In the three months since Governor Christie Whitman signed the $8.6 billion school facilities improvement legislation into law, the NJ Department of Education has helped the 30 Abbott districts develop five-year facilities improvement plans and given the green light for over 400 projects totaling $800 million.
The emphasis on expediting project approval in the Abbott districts has focused on addressing the most pressing health and safety issues. The facilities staff of the Department of Education has personally inspected over 400 projects, with 100 percent of approved costs covered by the state. All of the approved projects have been forwarded to the NJ Economic Development Authority (EDA), which is responsible for issuing the construction bonds and overseeing project management. The EDA has retained a management consulting firm to assist with this unprecedented undertaking.
"The rapid turnaround of these facilities projects in the Abbott school systems demonstrates that the needs of the children in these districts are our top priority," said Gov. Whitman. "I am particularly pleased by the unprecedented spirit of cooperation between the administrators of the Abbott districts and the Department of Education which is spurring such tremendous progress."
NJ Department of Education Commissioner David C. Hespe noted that the $800 million in facilities funding for the Abbott districts is an "important achievement at the 90 day mark, but it only begins to tell the story of all that has been achieved since the bill was signed into law back in July."
"There have been hundreds of hours devoted by the DOE facilities staff to assisting the Abbott districts in developing and refining the analysis of their facilities needs over the next five years," said Hespe. "All of this work was done while staff was also reviewing 699 applications for retroactive funding of facilities projects from 220 school districts, processing 78 requests for waivers to allow school bond referenda this fall, and providing Long Range Facility Plan training to over 570 non-Abbott school districts."
The school facilities law authorized funding for projects that commenced after September 1, 1998, and the DOE plans to announce the list of projects eligible for retroactive funding in November.

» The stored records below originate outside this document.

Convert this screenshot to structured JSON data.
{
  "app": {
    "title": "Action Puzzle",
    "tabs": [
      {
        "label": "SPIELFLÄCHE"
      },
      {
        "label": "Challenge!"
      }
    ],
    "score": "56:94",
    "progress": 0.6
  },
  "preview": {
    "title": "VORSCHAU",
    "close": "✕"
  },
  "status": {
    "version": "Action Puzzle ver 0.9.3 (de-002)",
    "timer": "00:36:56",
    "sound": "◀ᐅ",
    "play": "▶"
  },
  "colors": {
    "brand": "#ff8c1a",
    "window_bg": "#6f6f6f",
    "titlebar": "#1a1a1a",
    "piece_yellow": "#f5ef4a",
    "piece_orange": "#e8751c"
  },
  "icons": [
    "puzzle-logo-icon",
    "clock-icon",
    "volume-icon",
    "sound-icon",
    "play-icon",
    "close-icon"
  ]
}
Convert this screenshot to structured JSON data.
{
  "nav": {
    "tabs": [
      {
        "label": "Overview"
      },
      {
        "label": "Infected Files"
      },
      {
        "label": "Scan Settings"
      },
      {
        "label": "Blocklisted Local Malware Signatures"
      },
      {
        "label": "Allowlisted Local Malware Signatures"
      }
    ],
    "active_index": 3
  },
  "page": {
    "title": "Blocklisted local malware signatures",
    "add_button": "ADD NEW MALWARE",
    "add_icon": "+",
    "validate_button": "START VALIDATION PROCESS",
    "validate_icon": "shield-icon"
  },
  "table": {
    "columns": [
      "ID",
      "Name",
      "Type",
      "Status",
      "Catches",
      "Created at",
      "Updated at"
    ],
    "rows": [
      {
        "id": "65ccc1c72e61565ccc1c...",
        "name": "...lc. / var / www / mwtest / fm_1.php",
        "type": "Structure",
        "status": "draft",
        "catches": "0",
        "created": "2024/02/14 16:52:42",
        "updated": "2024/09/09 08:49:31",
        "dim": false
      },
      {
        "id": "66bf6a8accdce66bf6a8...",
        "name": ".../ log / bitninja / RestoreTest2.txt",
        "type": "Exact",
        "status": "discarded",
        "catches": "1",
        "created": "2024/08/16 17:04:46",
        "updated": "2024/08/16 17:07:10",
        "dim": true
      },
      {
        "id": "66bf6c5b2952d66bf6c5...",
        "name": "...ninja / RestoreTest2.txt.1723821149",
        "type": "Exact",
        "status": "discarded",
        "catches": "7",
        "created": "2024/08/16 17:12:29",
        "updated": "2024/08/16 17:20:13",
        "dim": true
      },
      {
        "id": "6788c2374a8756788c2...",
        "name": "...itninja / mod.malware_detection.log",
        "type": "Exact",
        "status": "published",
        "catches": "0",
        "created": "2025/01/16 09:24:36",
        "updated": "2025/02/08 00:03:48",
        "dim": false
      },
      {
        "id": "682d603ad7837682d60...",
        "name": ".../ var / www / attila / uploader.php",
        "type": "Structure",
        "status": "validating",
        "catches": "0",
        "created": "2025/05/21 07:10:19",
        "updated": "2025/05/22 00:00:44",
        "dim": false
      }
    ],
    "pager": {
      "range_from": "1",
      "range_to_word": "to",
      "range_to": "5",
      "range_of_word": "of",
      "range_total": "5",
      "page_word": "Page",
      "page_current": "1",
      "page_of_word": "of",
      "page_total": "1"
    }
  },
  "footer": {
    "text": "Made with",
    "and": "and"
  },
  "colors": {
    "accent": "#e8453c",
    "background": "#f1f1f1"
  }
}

Hespe said that 23 of the non-Abbott school districts had received department approval to hold school facilities bond referenda this fall. The total cost of these referenda, if approved by the voters, would be $434,345,641, with some $133.2 million of that amount being committed as the states contribution toward local property tax relief.
"We are encouraged that 17 of the 19 school referenda authorized through the waiver process have received voter approval over the past two months," said Hespe. "Those construction bond approvals will soon be following the Abbott projects and be sent to the EDA for contract review and funding."
The Legislature directed the 570 non-Abbott districts to submit their proposed Long Term Facilities plans by December 15, 2000, and the Commissioner commended the school districts for working so collaboratively with his facilities staff.
"The training sessions for the hundreds of non-Abbott school districts have been very well received all across the state, and the software that guides districts through the process of filing the report is making the process as thorough, but painless, as possible," said Hespe.
"There was also considerable effort devoted to developing the Long Range Facility Plan regulations, which have now been issued and are available on the departments website," he added.